Amateur sourcing started with so-called microstock agencies, who will license photos for as little as a quarter a piece. They quickly became very popular, and microstock services are cheap and easy to start. They sprouted like dandelions. The old blue-chip agencies, like Getty Images and Corbis, quickly found these upstarts taking ever bigger bites out their business, a $2 billion a year business. In 2006, $800 million of that business was going to Getty alone, and they wanted to keep it that way.

So Getty purchased the pioneer microstock agency iStockPhoto, then bought another agency that was itself buying microstock companies. Then Getty got straight into microstock-style acquisitions by directly approaching select users of the social photography site Flikr. Now Getty is taking it to a whole new level, by acquiring entire portfolios from any Flikr user who will tick yes to a few terms of agreement.

A recent editorial from a UK photo mag outlines the massive downsides of this. It's not readily available online, so I'm reproducing it here:

    If you’re a Flickr user you may have noticed that stock photo library behemoth Getty Images has just opened up to the entire community what was up to now an exclusive arrangement with a few select members. Yes, you too can now have your pictures considered for inclusion in the files of the mighty Getty, which they’ll then sell for thousands to agencies around the world. All you have to do is wait for the cheques to roll in. Sounds great, doesn’t it? Except that, when you look into it in more detail, it isn’t.
    With the advent of digital and web publishing and the explosion of small-scale publishers, the economics of selling images has changed. Agencies such as iStockPhoto have sprung up offering lower prices, with many images produced by skilled amateurs. Publishers have turned to Flickr too, going straight to the source and cutting out the middle man. This shift has benefited the many photographers who would never have been able to get into the exclusive Getty club.
    Getty’s response has been to take over and snuffle out the competition—it’s aim is make it impossible for anyone to publish any pictures anywhere without paying Getty for the privilege. Having bought iStockPhoto and increased its prices tenfold on all the best work, it has now has turned its eyes on Flickr. This move, in my view, represents the hijacking and commercialisation by a powerful global corporation of what has been until now a hobbyist community website.
    The fact is Flickr users have always been able to sell their work to anyone who wants to use it. Potential buyers, including [What Digital Camera], simply contact the photographer through Flickrmail and negotiate a mutually agreed fee.
    Flickr users have sold their pictures in this way for years, and many have made thousands of pounds this way. What will happen now (if you tick the box to allow it) is that if someone wants to use your picture they’ll have to go through Getty. They’ll have to pay much more to use it, and Getty will take a whopping 70% cut. You will be prohibited from selling these images yourself, and once in the system it will be very difficult to withdraw them later if you find that the deal is not the pot of gold you expected.
    This arrangement will inflate the price of images on Flickr purely for Getty’s benefit, but the photographers themselves, who get just 30%, may not be any richer than they’d have been by selling direct. Many publishers, WDC included, will baulk at paying twice as much for pictures just so that Getty Images can take 70% of it.

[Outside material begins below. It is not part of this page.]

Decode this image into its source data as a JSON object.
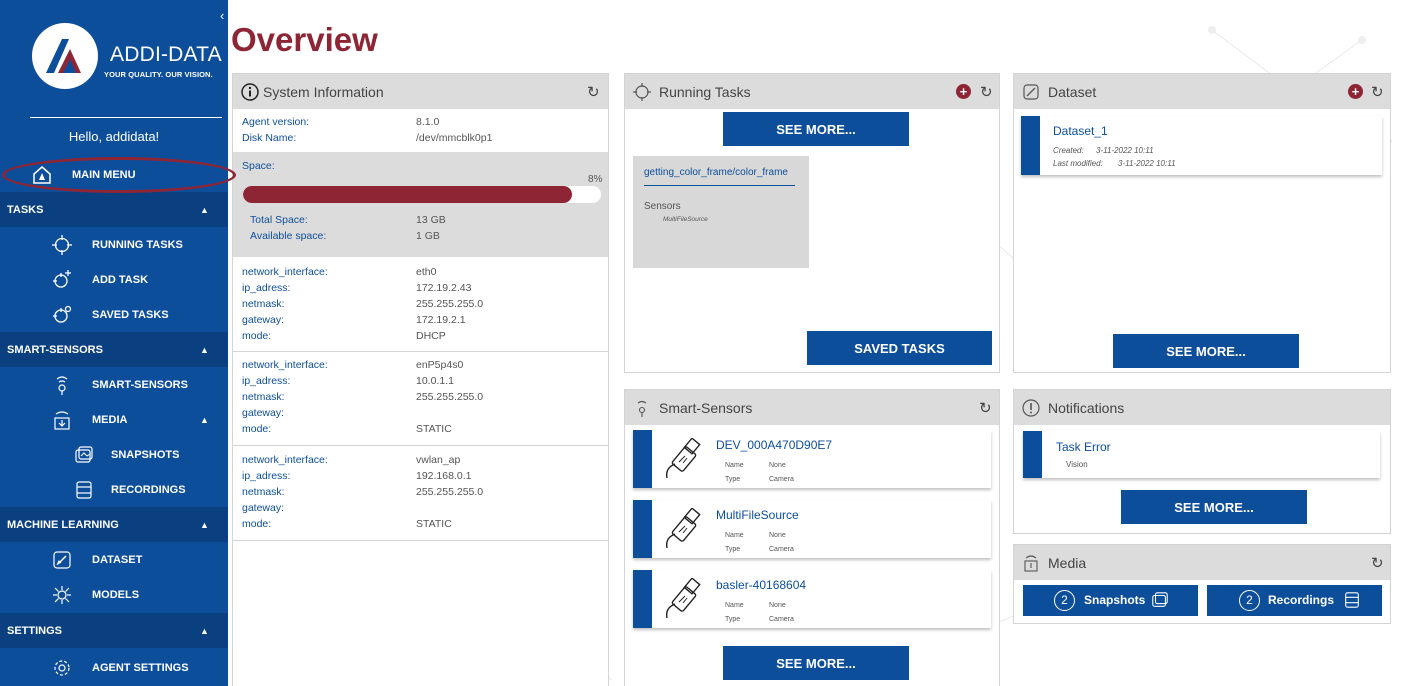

To me this exemplifies again the new economics of creative work, with the internet providing a vastly greater supply than demand for stock photos, deflating their value. But at the same time, a clever and highly capitalized middleman it finding ways, however objectionable, to retain relevancy and maintain revenues. For photographers, the same trend continues here as in book publishing, music, etc. More and more people get a piece of the pie, but the pieces get smaller and smaller.

No comments: